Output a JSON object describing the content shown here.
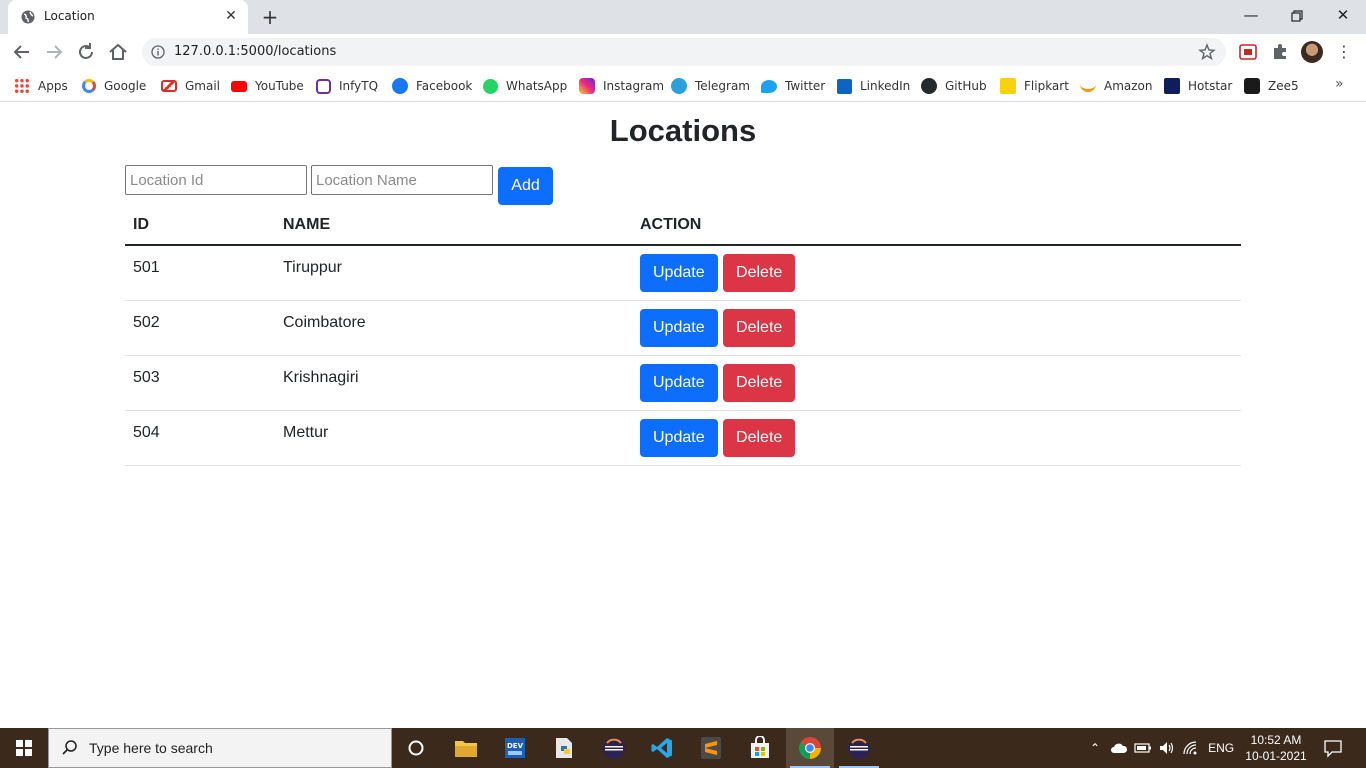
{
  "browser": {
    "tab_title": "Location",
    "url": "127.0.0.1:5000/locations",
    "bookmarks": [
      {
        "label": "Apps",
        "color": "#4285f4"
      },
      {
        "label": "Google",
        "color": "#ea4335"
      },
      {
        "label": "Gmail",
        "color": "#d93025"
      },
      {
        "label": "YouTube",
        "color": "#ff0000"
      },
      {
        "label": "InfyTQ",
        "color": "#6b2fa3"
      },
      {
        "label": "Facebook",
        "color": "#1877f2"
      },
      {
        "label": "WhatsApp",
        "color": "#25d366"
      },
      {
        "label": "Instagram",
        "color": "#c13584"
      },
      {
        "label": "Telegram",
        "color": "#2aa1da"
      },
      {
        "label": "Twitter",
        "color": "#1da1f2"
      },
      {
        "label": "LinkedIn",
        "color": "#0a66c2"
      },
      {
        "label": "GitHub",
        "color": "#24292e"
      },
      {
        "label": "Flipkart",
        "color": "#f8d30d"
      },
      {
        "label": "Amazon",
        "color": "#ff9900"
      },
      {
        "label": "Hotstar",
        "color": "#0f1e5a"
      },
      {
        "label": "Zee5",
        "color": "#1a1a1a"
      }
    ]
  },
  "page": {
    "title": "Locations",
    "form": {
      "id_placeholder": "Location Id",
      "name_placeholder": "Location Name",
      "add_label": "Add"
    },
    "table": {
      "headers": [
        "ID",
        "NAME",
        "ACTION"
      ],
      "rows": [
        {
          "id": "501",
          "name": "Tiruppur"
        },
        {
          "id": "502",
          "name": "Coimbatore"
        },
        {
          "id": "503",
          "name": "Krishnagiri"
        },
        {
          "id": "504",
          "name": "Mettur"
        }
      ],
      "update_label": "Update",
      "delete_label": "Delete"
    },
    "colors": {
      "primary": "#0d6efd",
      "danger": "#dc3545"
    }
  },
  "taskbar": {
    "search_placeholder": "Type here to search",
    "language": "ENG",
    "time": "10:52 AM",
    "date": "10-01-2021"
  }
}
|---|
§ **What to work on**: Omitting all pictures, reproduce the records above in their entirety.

§ **Finished exercise**:
Output a JSON object describing the content shown here.
{
  "browser": {
    "tab_title": "Location",
    "url": "127.0.0.1:5000/locations",
    "bookmarks": [
      {
        "label": "Apps",
        "color": "#4285f4"
      },
      {
        "label": "Google",
        "color": "#ea4335"
      },
      {
        "label": "Gmail",
        "color": "#d93025"
      },
      {
        "label": "YouTube",
        "color": "#ff0000"
      },
      {
        "label": "InfyTQ",
        "color": "#6b2fa3"
      },
      {
        "label": "Facebook",
        "color": "#1877f2"
      },
      {
        "label": "WhatsApp",
        "color": "#25d366"
      },
      {
        "label": "Instagram",
        "color": "#c13584"
      },
      {
        "label": "Telegram",
        "color": "#2aa1da"
      },
      {
        "label": "Twitter",
        "color": "#1da1f2"
      },
      {
        "label": "LinkedIn",
        "color": "#0a66c2"
      },
      {
        "label": "GitHub",
        "color": "#24292e"
      },
      {
        "label": "Flipkart",
        "color": "#f8d30d"
      },
      {
        "label": "Amazon",
        "color": "#ff9900"
      },
      {
        "label": "Hotstar",
        "color": "#0f1e5a"
      },
      {
        "label": "Zee5",
        "color": "#1a1a1a"
      }
    ]
  },
  "page": {
    "title": "Locations",
    "form": {
      "id_placeholder": "Location Id",
      "name_placeholder": "Location Name",
      "add_label": "Add"
    },
    "table": {
      "headers": [
        "ID",
        "NAME",
        "ACTION"
      ],
      "rows": [
        {
          "id": "501",
          "name": "Tiruppur"
        },
        {
          "id": "502",
          "name": "Coimbatore"
        },
        {
          "id": "503",
          "name": "Krishnagiri"
        },
        {
          "id": "504",
          "name": "Mettur"
        }
      ],
      "update_label": "Update",
      "delete_label": "Delete"
    },
    "colors": {
      "primary": "#0d6efd",
      "danger": "#dc3545"
    }
  },
  "taskbar": {
    "search_placeholder": "Type here to search",
    "language": "ENG",
    "time": "10:52 AM",
    "date": "10-01-2021"
  }
}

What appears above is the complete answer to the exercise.